Microsoft's Outlook Express email software, now bundled with Internet Explorer 4.0, could give Eudora and Lotus a run for their money.

Dawn Kawamoto Former Staff writer, CNET News
Dawn Kawamoto covered enterprise security and financial news relating to technology for CNET News.
Dawn Kawamoto
2 min read
Sender: Eudora
Mailer: QUALCOMM Windows Eudora Pro Version 3.0.3 (32)
Date: Thu, 02 Oct 1997
To: Microsoft
From: Eudora
Subject: Competition

Dear Microsoft:
You may have IE 4.0 and Outlook Express out, but we'll see what dent you make in our email business.

Eudora and Lotus

Given yesterday's release of IE 4.0 and its Outlook Express email software by Microsoft (MSFT), a message to the software giant from competitors Eudora and Lotus could read just like that.

Microsoft is bundling Outlook Express as an email option with its IE 4.0. While Outlook, Lotus Mail, and Eudora all tout incoming mail sorting and spell-check features, Outlook Express is packed with additional features that may give Eudora and Lotus a run for their money, such as push technology, newsgroup readers, and the ability to search for email addresses at other locations.

"Microsoft is new competition, and it's pretty substantial competition," said Eric Zimits, an analyst at Hambrecht & Quist.

A Lotus spokesman acknowledged that Outlook Express will present some competition for its Lotus Mail software, though Eudora seems less concerned.

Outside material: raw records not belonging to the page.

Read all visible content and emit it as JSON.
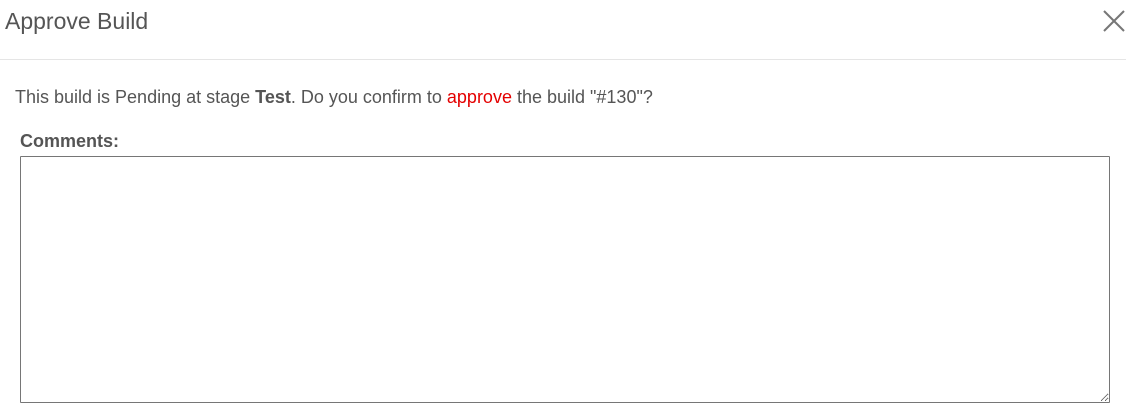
{
  "dialog": {
    "title": "Approve Build",
    "close_icon": "close-icon",
    "message": {
      "prefix": "This build is Pending at stage ",
      "stage": "Test",
      "middle": ". Do you confirm to ",
      "action": "approve",
      "suffix": " the build \"#130\"?"
    },
    "comments": {
      "label": "Comments:",
      "value": "",
      "placeholder": ""
    }
  },
  "colors": {
    "text": "#555555",
    "action_highlight": "#e40000",
    "divider": "#e5e5e5",
    "border": "#767676"
  }
}
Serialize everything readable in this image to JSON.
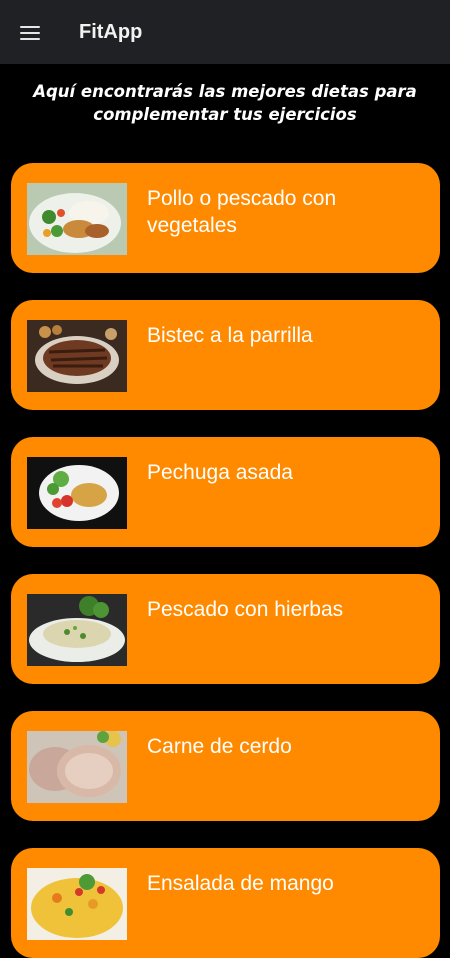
{
  "app": {
    "title": "FitApp",
    "menu_icon": "hamburger-menu-icon"
  },
  "subtitle": "Aquí encontrarás las mejores dietas para complementar tus ejercicios",
  "colors": {
    "card": "#ff8a00",
    "background": "#000000",
    "appbar": "#202124"
  },
  "diets": [
    {
      "label": "Pollo o pescado con vegetales",
      "image": "chicken-vegetables-dish"
    },
    {
      "label": "Bistec a la parrilla",
      "image": "grilled-steak-dish"
    },
    {
      "label": "Pechuga asada",
      "image": "roasted-chicken-breast-dish"
    },
    {
      "label": "Pescado con hierbas",
      "image": "herbed-fish-dish"
    },
    {
      "label": "Carne de cerdo",
      "image": "pork-meat-dish"
    },
    {
      "label": "Ensalada de mango",
      "image": "mango-salad-dish"
    }
  ]
}
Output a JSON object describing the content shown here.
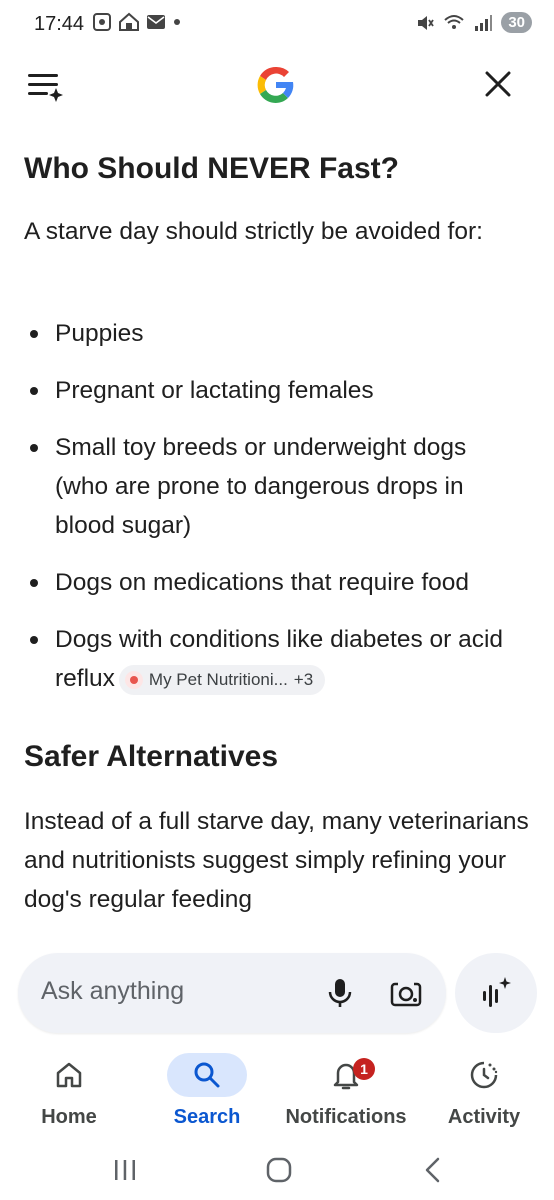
{
  "status_bar": {
    "time": "17:44",
    "battery": "30",
    "icons_left": [
      "screenshot-icon",
      "home-store-icon",
      "mail-icon",
      "dot-icon"
    ],
    "icons_right": [
      "mute-icon",
      "wifi-icon",
      "signal-icon",
      "battery-icon"
    ]
  },
  "app_bar": {
    "menu_icon": "menu-sparkle-icon",
    "logo": "google-g-logo",
    "close_icon": "close-icon"
  },
  "content": {
    "heading1": "Who Should NEVER Fast?",
    "intro": "A starve day should strictly be avoided for:",
    "bullets": [
      "Puppies",
      "Pregnant or lactating females",
      "Small toy breeds or underweight dogs (who are prone to dangerous drops in blood sugar)",
      "Dogs on medications that require food",
      "Dogs with conditions like diabetes or acid reflux"
    ],
    "source_chip": {
      "label": "My Pet Nutritioni...",
      "extra": "+3"
    },
    "heading2": "Safer Alternatives",
    "paragraph2": "Instead of a full starve day, many veterinarians and nutritionists suggest simply refining your dog's regular feeding"
  },
  "ask_bar": {
    "placeholder": "Ask anything",
    "mic_icon": "mic-icon",
    "lens_icon": "lens-icon",
    "ai_mode_icon": "ai-mode-icon"
  },
  "bottom_nav": {
    "items": [
      {
        "label": "Home",
        "icon": "home-icon",
        "active": false
      },
      {
        "label": "Search",
        "icon": "search-icon",
        "active": true
      },
      {
        "label": "Notifications",
        "icon": "bell-icon",
        "active": false,
        "badge": "1"
      },
      {
        "label": "Activity",
        "icon": "activity-icon",
        "active": false
      }
    ]
  },
  "colors": {
    "accent": "#0b57d0",
    "active_pill": "#d9e6fd",
    "badge": "#c5221f",
    "text": "#1f1f1f"
  }
}
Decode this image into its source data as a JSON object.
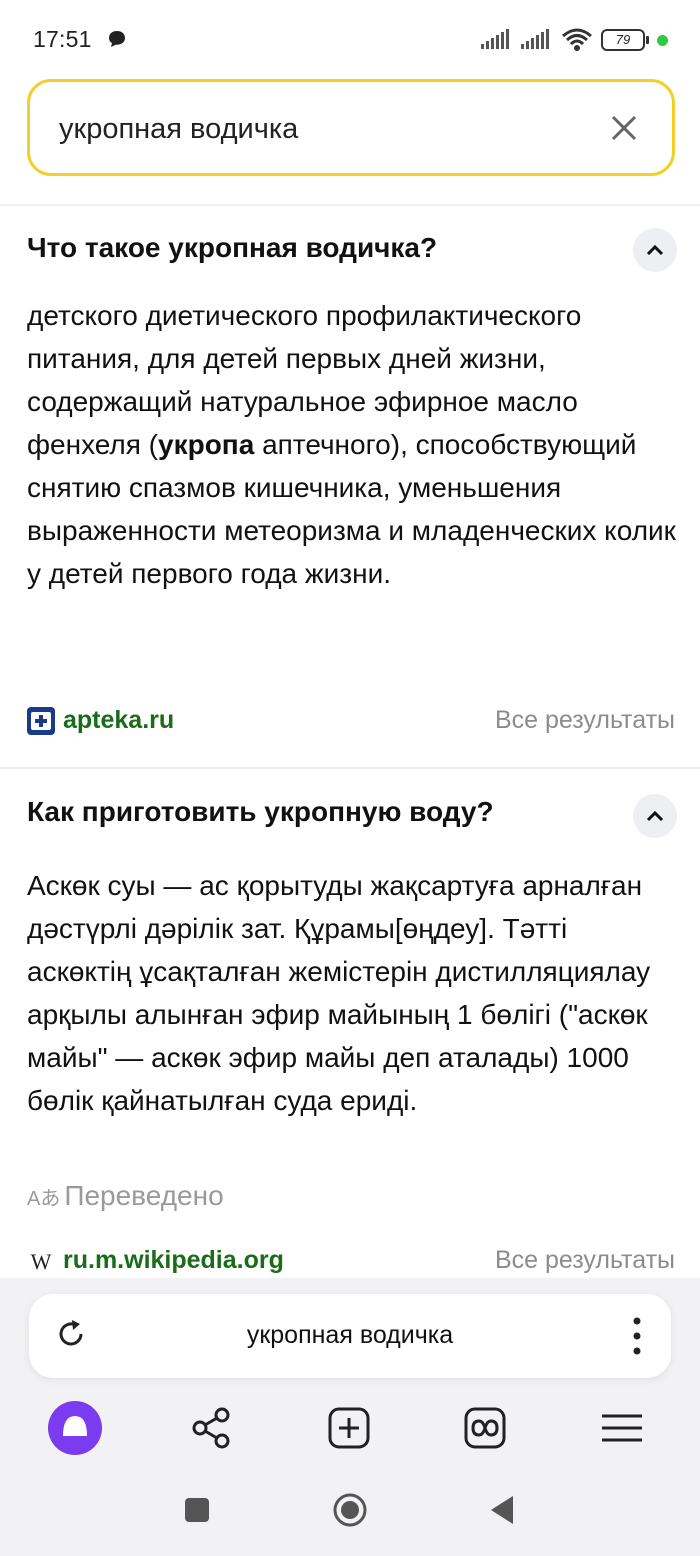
{
  "status_bar": {
    "time": "17:51",
    "battery": "79"
  },
  "search": {
    "query": "укропная водичка"
  },
  "cards": [
    {
      "title": "Что такое укропная водичка?",
      "body_before": "детского диетического профилактического питания, для детей первых дней жизни, содержащий натуральное эфирное масло фенхеля (",
      "body_bold": "укропа",
      "body_after": " аптечного), способствующий снятию спазмов кишечника, уменьшения выраженности метеоризма и младенческих колик у детей первого года жизни.",
      "source": "apteka.ru",
      "source_icon_label": "apteka.ru",
      "all_results": "Все результаты"
    },
    {
      "title": "Как приготовить укропную воду?",
      "body": "Аскөк суы — ас қорытуды жақсартуға арналған дәстүрлі дәрілік зат. Құрамы[өңдеу]. Тәтті аскөктің ұсақталған жемістерін дистилляциялау арқылы алынған эфир майының 1 бөлігі (\"аскөк майы\" — аскөк эфир майы деп аталады) 1000 бөлік қайнатылған суда ериді.",
      "translated_label": "Переведено",
      "source": "ru.m.wikipedia.org",
      "source_icon_label": "W",
      "all_results": "Все результаты"
    }
  ],
  "address_bar": {
    "text": "укропная водичка"
  },
  "colors": {
    "search_border": "#f2d02b",
    "source_green": "#1a6b1a",
    "alice_purple": "#7b3cf0"
  },
  "icons": {
    "toolbar": [
      "alice-icon",
      "share-icon",
      "new-tab-icon",
      "tabs-icon",
      "menu-icon"
    ],
    "nav": [
      "recent-apps-icon",
      "home-icon",
      "back-icon"
    ]
  }
}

Unlike Microsoft, Eudora, a unit of Qualcomm (QCOM), makes its money selling Eudora Pro email and messaging-server software to corporations, small offices, and multiuser licensees, which account for roughly 60 percent of revenues, said Tracy Crowe, a senior product marketing manager. The remainder comes from consumer sales.

"Outlook Express is a nice browser email application. Microsoft did a good job incorporating HTML, and the fact that it's bundled with Explorer is nice," Crowe said. "But we focus on more productive and efficient communications. We are a communications company."

Qualcomm, which does not break out Eudora revenues in its accounting, uses the email software as part of its larger strategic business of melding messaging and wireless communications, Zimits said.

As a result, Qualcomm likely will spend research and development dollars, as well as other resources, to keep Microsoft at bay, Zimits said.

Another Microsoft disadvantage in the email software market is that it faces the difficult task of persuading companies and consumers to switch from their current email applications.

"Eudora has a huge installed based, and everyone seems to like it," Zimits said. "There are a lot of users who are already using email, and Microsoft has to determine how to [prompt users to switch from] client offering to another."

Eudora grew from 10 million users to 18 million between January and this month, said Ed Knowlton, a senior marketing manager. Nonetheless, he noted that Eudora would be foolish not to consider Microsoft a threat.

"Our sales have been booming, and our marketshare has been booming. But I would be lying if I said we didn't care what Microsoft and Netscape (NSCP) are doing," he said.

Still, Crowe noted that Eudora's role is different from Outlook's. He stressed that Eudora is a lean, efficent communications tool that can be customized.

The next version of Eudora Pro is expected to ship in December.